Work task » Only the records, repeated exactly, should make up the response.

Given records »
________________
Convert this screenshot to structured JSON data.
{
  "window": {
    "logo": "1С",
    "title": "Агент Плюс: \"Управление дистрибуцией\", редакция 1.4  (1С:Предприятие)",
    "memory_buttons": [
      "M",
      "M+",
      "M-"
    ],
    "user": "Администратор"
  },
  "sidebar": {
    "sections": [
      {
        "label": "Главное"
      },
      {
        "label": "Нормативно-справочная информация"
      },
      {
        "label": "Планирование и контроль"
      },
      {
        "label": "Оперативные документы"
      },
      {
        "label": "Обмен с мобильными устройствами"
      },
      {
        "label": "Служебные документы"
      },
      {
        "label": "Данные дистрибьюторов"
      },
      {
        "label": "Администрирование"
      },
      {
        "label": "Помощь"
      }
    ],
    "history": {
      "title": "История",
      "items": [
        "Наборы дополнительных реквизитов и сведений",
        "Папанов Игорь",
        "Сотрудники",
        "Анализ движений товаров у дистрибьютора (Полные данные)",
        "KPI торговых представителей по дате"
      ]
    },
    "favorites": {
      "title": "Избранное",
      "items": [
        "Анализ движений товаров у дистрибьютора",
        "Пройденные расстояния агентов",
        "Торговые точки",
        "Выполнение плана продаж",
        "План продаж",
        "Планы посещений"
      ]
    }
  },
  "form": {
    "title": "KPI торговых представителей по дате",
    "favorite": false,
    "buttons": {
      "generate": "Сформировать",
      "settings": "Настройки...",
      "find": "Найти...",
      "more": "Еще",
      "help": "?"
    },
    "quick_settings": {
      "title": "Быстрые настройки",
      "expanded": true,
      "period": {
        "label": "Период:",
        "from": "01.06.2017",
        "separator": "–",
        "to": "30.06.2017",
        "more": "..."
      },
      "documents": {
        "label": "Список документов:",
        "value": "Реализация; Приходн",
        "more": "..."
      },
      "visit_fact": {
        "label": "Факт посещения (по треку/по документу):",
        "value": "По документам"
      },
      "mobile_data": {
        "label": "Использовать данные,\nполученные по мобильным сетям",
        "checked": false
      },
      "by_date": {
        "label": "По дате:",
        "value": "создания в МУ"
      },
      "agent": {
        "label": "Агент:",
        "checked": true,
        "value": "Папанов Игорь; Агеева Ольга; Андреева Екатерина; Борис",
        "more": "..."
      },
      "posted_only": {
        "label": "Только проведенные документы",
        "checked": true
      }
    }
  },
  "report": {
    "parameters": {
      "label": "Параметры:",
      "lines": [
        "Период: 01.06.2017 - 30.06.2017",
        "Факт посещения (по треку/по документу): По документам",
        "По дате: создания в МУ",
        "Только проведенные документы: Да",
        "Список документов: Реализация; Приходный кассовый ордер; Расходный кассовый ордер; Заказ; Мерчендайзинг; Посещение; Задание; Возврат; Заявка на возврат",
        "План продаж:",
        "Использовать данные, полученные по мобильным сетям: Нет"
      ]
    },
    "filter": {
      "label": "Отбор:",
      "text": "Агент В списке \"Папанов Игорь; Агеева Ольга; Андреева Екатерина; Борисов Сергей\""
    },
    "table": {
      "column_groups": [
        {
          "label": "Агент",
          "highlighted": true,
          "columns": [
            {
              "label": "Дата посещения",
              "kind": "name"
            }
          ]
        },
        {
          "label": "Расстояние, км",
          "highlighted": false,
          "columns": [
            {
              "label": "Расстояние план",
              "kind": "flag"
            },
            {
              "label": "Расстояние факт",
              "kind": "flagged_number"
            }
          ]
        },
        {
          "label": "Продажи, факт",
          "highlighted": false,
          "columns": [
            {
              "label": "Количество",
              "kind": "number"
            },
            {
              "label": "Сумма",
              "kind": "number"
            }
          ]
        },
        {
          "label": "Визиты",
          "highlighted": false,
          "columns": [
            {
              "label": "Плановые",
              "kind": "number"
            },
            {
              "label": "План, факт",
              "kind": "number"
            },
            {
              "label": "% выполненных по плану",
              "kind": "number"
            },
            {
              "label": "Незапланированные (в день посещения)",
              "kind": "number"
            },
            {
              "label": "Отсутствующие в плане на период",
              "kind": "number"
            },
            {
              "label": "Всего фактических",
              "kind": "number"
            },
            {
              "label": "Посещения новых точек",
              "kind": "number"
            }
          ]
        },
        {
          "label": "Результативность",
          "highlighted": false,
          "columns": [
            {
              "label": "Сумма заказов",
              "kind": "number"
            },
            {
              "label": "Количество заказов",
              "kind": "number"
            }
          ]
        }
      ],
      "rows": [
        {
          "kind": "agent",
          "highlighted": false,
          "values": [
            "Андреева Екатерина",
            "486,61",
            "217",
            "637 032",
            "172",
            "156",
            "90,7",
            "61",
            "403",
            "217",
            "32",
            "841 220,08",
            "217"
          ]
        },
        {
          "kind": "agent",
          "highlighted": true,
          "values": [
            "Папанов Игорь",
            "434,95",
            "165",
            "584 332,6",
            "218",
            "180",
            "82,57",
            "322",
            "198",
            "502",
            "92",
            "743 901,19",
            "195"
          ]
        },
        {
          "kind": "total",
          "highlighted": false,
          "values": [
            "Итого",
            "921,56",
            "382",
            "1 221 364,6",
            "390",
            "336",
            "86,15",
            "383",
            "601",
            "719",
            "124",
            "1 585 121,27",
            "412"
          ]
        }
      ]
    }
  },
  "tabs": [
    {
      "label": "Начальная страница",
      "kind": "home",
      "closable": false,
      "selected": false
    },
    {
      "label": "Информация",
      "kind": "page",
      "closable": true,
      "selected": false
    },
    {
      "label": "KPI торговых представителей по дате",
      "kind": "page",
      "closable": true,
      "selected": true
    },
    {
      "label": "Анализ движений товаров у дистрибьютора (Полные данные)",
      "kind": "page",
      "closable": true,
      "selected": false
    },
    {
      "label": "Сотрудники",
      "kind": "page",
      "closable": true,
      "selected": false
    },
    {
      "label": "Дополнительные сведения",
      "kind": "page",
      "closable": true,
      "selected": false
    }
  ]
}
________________
The answer »
Convert this screenshot to structured JSON data.
{
  "window": {
    "logo": "1С",
    "title": "Агент Плюс: \"Управление дистрибуцией\", редакция 1.4  (1С:Предприятие)",
    "memory_buttons": [
      "M",
      "M+",
      "M-"
    ],
    "user": "Администратор"
  },
  "sidebar": {
    "sections": [
      {
        "label": "Главное"
      },
      {
        "label": "Нормативно-справочная информация"
      },
      {
        "label": "Планирование и контроль"
      },
      {
        "label": "Оперативные документы"
      },
      {
        "label": "Обмен с мобильными устройствами"
      },
      {
        "label": "Служебные документы"
      },
      {
        "label": "Данные дистрибьюторов"
      },
      {
        "label": "Администрирование"
      },
      {
        "label": "Помощь"
      }
    ],
    "history": {
      "title": "История",
      "items": [
        "Наборы дополнительных реквизитов и сведений",
        "Папанов Игорь",
        "Сотрудники",
        "Анализ движений товаров у дистрибьютора (Полные данные)",
        "KPI торговых представителей по дате"
      ]
    },
    "favorites": {
      "title": "Избранное",
      "items": [
        "Анализ движений товаров у дистрибьютора",
        "Пройденные расстояния агентов",
        "Торговые точки",
        "Выполнение плана продаж",
        "План продаж",
        "Планы посещений"
      ]
    }
  },
  "form": {
    "title": "KPI торговых представителей по дате",
    "favorite": false,
    "buttons": {
      "generate": "Сформировать",
      "settings": "Настройки...",
      "find": "Найти...",
      "more": "Еще",
      "help": "?"
    },
    "quick_settings": {
      "title": "Быстрые настройки",
      "expanded": true,
      "period": {
        "label": "Период:",
        "from": "01.06.2017",
        "separator": "–",
        "to": "30.06.2017",
        "more": "..."
      },
      "documents": {
        "label": "Список документов:",
        "value": "Реализация; Приходн",
        "more": "..."
      },
      "visit_fact": {
        "label": "Факт посещения (по треку/по документу):",
        "value": "По документам"
      },
      "mobile_data": {
        "label": "Использовать данные,\nполученные по мобильным сетям",
        "checked": false
      },
      "by_date": {
        "label": "По дате:",
        "value": "создания в МУ"
      },
      "agent": {
        "label": "Агент:",
        "checked": true,
        "value": "Папанов Игорь; Агеева Ольга; Андреева Екатерина; Борис",
        "more": "..."
      },
      "posted_only": {
        "label": "Только проведенные документы",
        "checked": true
      }
    }
  },
  "report": {
    "parameters": {
      "label": "Параметры:",
      "lines": [
        "Период: 01.06.2017 - 30.06.2017",
        "Факт посещения (по треку/по документу): По документам",
        "По дате: создания в МУ",
        "Только проведенные документы: Да",
        "Список документов: Реализация; Приходный кассовый ордер; Расходный кассовый ордер; Заказ; Мерчендайзинг; Посещение; Задание; Возврат; Заявка на возврат",
        "План продаж:",
        "Использовать данные, полученные по мобильным сетям: Нет"
      ]
    },
    "filter": {
      "label": "Отбор:",
      "text": "Агент В списке \"Папанов Игорь; Агеева Ольга; Андреева Екатерина; Борисов Сергей\""
    },
    "table": {
      "column_groups": [
        {
          "label": "Агент",
          "highlighted": true,
          "columns": [
            {
              "label": "Дата посещения",
              "kind": "name"
            }
          ]
        },
        {
          "label": "Расстояние, км",
          "highlighted": false,
          "columns": [
            {
              "label": "Расстояние план",
              "kind": "flag"
            },
            {
              "label": "Расстояние факт",
              "kind": "flagged_number"
            }
          ]
        },
        {
          "label": "Продажи, факт",
          "highlighted": false,
          "columns": [
            {
              "label": "Количество",
              "kind": "number"
            },
            {
              "label": "Сумма",
              "kind": "number"
            }
          ]
        },
        {
          "label": "Визиты",
          "highlighted": false,
          "columns": [
            {
              "label": "Плановые",
              "kind": "number"
            },
            {
              "label": "План, факт",
              "kind": "number"
            },
            {
              "label": "% выполненных по плану",
              "kind": "number"
            },
            {
              "label": "Незапланированные (в день посещения)",
              "kind": "number"
            },
            {
              "label": "Отсутствующие в плане на период",
              "kind": "number"
            },
            {
              "label": "Всего фактических",
              "kind": "number"
            },
            {
              "label": "Посещения новых точек",
              "kind": "number"
            }
          ]
        },
        {
          "label": "Результативность",
          "highlighted": false,
          "columns": [
            {
              "label": "Сумма заказов",
              "kind": "number"
            },
            {
              "label": "Количество заказов",
              "kind": "number"
            }
          ]
        }
      ],
      "rows": [
        {
          "kind": "agent",
          "highlighted": false,
          "values": [
            "Андреева Екатерина",
            "486,61",
            "217",
            "637 032",
            "172",
            "156",
            "90,7",
            "61",
            "403",
            "217",
            "32",
            "841 220,08",
            "217"
          ]
        },
        {
          "kind": "agent",
          "highlighted": true,
          "values": [
            "Папанов Игорь",
            "434,95",
            "165",
            "584 332,6",
            "218",
            "180",
            "82,57",
            "322",
            "198",
            "502",
            "92",
            "743 901,19",
            "195"
          ]
        },
        {
          "kind": "total",
          "highlighted": false,
          "values": [
            "Итого",
            "921,56",
            "382",
            "1 221 364,6",
            "390",
            "336",
            "86,15",
            "383",
            "601",
            "719",
            "124",
            "1 585 121,27",
            "412"
          ]
        }
      ]
    }
  },
  "tabs": [
    {
      "label": "Начальная страница",
      "kind": "home",
      "closable": false,
      "selected": false
    },
    {
      "label": "Информация",
      "kind": "page",
      "closable": true,
      "selected": false
    },
    {
      "label": "KPI торговых представителей по дате",
      "kind": "page",
      "closable": true,
      "selected": true
    },
    {
      "label": "Анализ движений товаров у дистрибьютора (Полные данные)",
      "kind": "page",
      "closable": true,
      "selected": false
    },
    {
      "label": "Сотрудники",
      "kind": "page",
      "closable": true,
      "selected": false
    },
    {
      "label": "Дополнительные сведения",
      "kind": "page",
      "closable": true,
      "selected": false
    }
  ]
}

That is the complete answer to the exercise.